By Scott Taylor
On Monday, January 16 at 8:00 am, the Office of Chief of Defence Staff issued a brief statement from General Jonathan Vance. The bilingual message stated that Vice-Admiral Mark Norman was being temporarily relieved of his duties as the Canadian Armed Forces’ vice chief of defence staff (VCDS). The notification further stated that Norman’s responsibilities as VCDS would be immediately assumed by the commander of the Royal Canadian Navy, Vice-Admiral Ron Lloyd.
The removal of Norman was a bombshell and the widespread dissemination of the notice throughout National Defence Headquarters ensured that the media were aware of it almost at once.
Phones and email in boxes lit up throughout the entire military community. Initially there was only confirmation of Norman’s removal, with absolutely zero explanation for such a drastic course of action.
With no clues to go on, everyone began speculating to fill the void.
By unfortunate coincidence, that same day The Toronto Star had published a story detailing how CDS General Jonathan Vance was going to start terminating the career of anyone in the military who was guilty of sexual misconduct. The Star story was based on an internal memo that Vance had issued back on December 16, but for many speculators the timing seemed too obvious — Vance will fire sex offenders, Norman gets fired, fill in the blank.

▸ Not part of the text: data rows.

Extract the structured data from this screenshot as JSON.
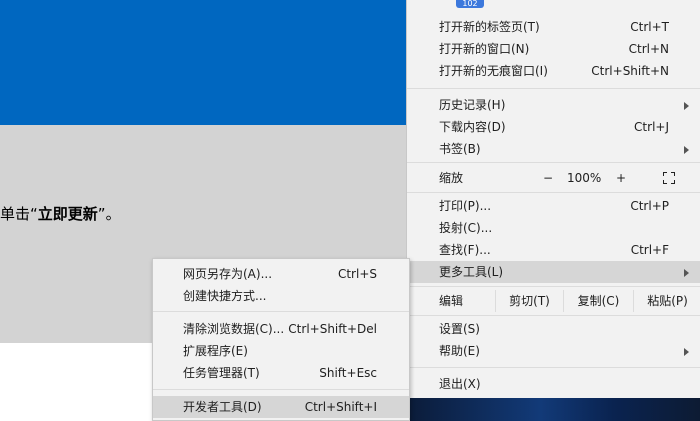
{
  "background": {
    "instruction_prefix": "单击“",
    "instruction_bold": "立即更新",
    "instruction_suffix": "”。"
  },
  "menu": {
    "badge": "102",
    "new_tab": {
      "label": "打开新的标签页(T)",
      "shortcut": "Ctrl+T"
    },
    "new_window": {
      "label": "打开新的窗口(N)",
      "shortcut": "Ctrl+N"
    },
    "incognito": {
      "label": "打开新的无痕窗口(I)",
      "shortcut": "Ctrl+Shift+N"
    },
    "history": {
      "label": "历史记录(H)"
    },
    "downloads": {
      "label": "下载内容(D)",
      "shortcut": "Ctrl+J"
    },
    "bookmarks": {
      "label": "书签(B)"
    },
    "zoom": {
      "label": "缩放",
      "minus": "−",
      "value": "100%",
      "plus": "+"
    },
    "print": {
      "label": "打印(P)...",
      "shortcut": "Ctrl+P"
    },
    "cast": {
      "label": "投射(C)..."
    },
    "find": {
      "label": "查找(F)...",
      "shortcut": "Ctrl+F"
    },
    "more_tools": {
      "label": "更多工具(L)"
    },
    "edit": {
      "label": "编辑",
      "cut": "剪切(T)",
      "copy": "复制(C)",
      "paste": "粘贴(P)"
    },
    "settings": {
      "label": "设置(S)"
    },
    "help": {
      "label": "帮助(E)"
    },
    "exit": {
      "label": "退出(X)"
    }
  },
  "submenu": {
    "save_as": {
      "label": "网页另存为(A)...",
      "shortcut": "Ctrl+S"
    },
    "create_shortcut": {
      "label": "创建快捷方式..."
    },
    "clear_data": {
      "label": "清除浏览数据(C)...",
      "shortcut": "Ctrl+Shift+Del"
    },
    "extensions": {
      "label": "扩展程序(E)"
    },
    "task_manager": {
      "label": "任务管理器(T)",
      "shortcut": "Shift+Esc"
    },
    "dev_tools": {
      "label": "开发者工具(D)",
      "shortcut": "Ctrl+Shift+I"
    }
  }
}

However, for all of us who know Norman — and in the interest of full disclosure, I do consider him to be a professional acquaintance — such an allegation made no sense.
Norman had a well-earned reputation as a straight shooter and has been a prominent promoter of recognizing the contributions of women in the defence field.

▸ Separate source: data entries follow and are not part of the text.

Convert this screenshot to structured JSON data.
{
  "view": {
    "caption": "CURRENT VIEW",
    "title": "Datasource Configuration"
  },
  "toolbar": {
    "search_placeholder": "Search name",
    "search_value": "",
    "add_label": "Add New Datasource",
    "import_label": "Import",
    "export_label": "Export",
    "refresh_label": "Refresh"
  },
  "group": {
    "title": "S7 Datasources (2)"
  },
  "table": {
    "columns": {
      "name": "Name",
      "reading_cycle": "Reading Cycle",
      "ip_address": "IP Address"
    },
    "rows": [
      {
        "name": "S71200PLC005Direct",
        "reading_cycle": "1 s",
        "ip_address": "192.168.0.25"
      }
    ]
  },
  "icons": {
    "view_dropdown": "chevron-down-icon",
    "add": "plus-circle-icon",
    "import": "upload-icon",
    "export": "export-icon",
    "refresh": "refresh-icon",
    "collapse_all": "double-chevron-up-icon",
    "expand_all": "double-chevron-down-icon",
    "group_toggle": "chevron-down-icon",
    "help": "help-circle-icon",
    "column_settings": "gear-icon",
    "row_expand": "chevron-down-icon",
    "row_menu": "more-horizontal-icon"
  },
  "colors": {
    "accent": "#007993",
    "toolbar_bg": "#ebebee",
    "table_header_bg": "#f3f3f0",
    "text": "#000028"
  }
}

Within hours of the story breaking, additional information was leaked to the Globe and Mail — probably in an effort to spare Norman any additional public speculation about sexual misdeeds — that his firing was related to a security breach involving the disclosure of information. Again, no specific details were given.
Some began guessing that Norman was the culprit who had leaked details of Prime Minister Justin Trudeau’s Christmas holiday destination on the Aga Khan’s private island in the Bahamas.

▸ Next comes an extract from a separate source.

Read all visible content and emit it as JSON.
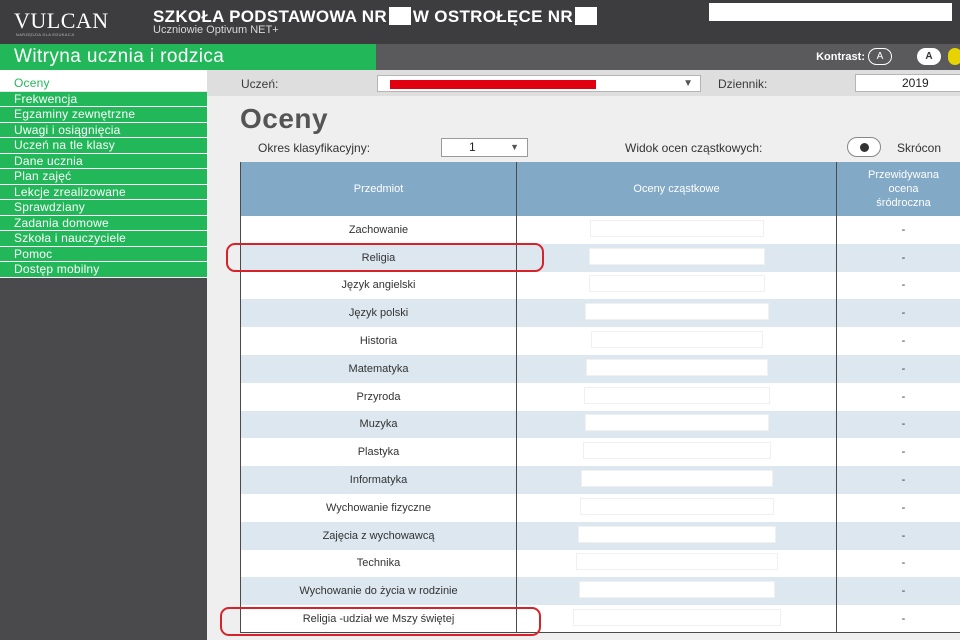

For his part, General Vance was travelling in Europe when the story broke on January 16, and he responded to media inquiries with an email.
“I understand there is a great deal of speculation surrounding the circumstances that led to my decision with regards to Vice-Admiral Norman,” Vance wrote. “For privacy considerations, I’m unable to provide further information,” he added.
This non-clarification from Vance, with the allusion that it was something of a personal nature, was akin to ladling chum in a swirling shark tank. The rumour mill kept churning at full tilt.
Additional details were drip fed to the media and, despite reporters trekking out to the front door of his suburban home, Norman maintained his silence.
Prime Minister Trudeau issued a statement that distanced himself from Norman’s firing while at the same time supporting it. “The Chief of Defence Staff took a decision and this government supports General Vance in the decision that he took,” Trudeau told reporters.
This sentiment was echoed by Minister of National Defence Harjit Sajjan, who repeated that the firing was the work of Vance.
Within 48 hours of Norman being removed from his post, the incident was drawing international attention. The BBC and the U.S. news outlets were reporting on the unprecedented removal of such a high-ranking official, in such a public fashion.
With such intense media scrutiny, more details found their way into the public domain — albeit not through official disclosure. Unnamed inside sources advised the media that Norman was being investigated by the RCMP for allegedly disclosing classified shipbuilding information to a private company. Reportedly, the timeframe for Norman’s alleged crime occurred while he was still the commander of the RCN – prior to assuming his most recent post as the VCDS in 2016.
Such a security breach, if proven to be true, will have significant repercussions for the Canadian military’s reputation, not only with the defence industry but also with allied nations.
However, because of Vance’s decision to relieve Norman without providing a clear explanation as to why, the country's second-highest military commander has endured unfounded public speculation that he was everything from a sexual deviant to a Russian spy.
Sometimes silence is not golden after all.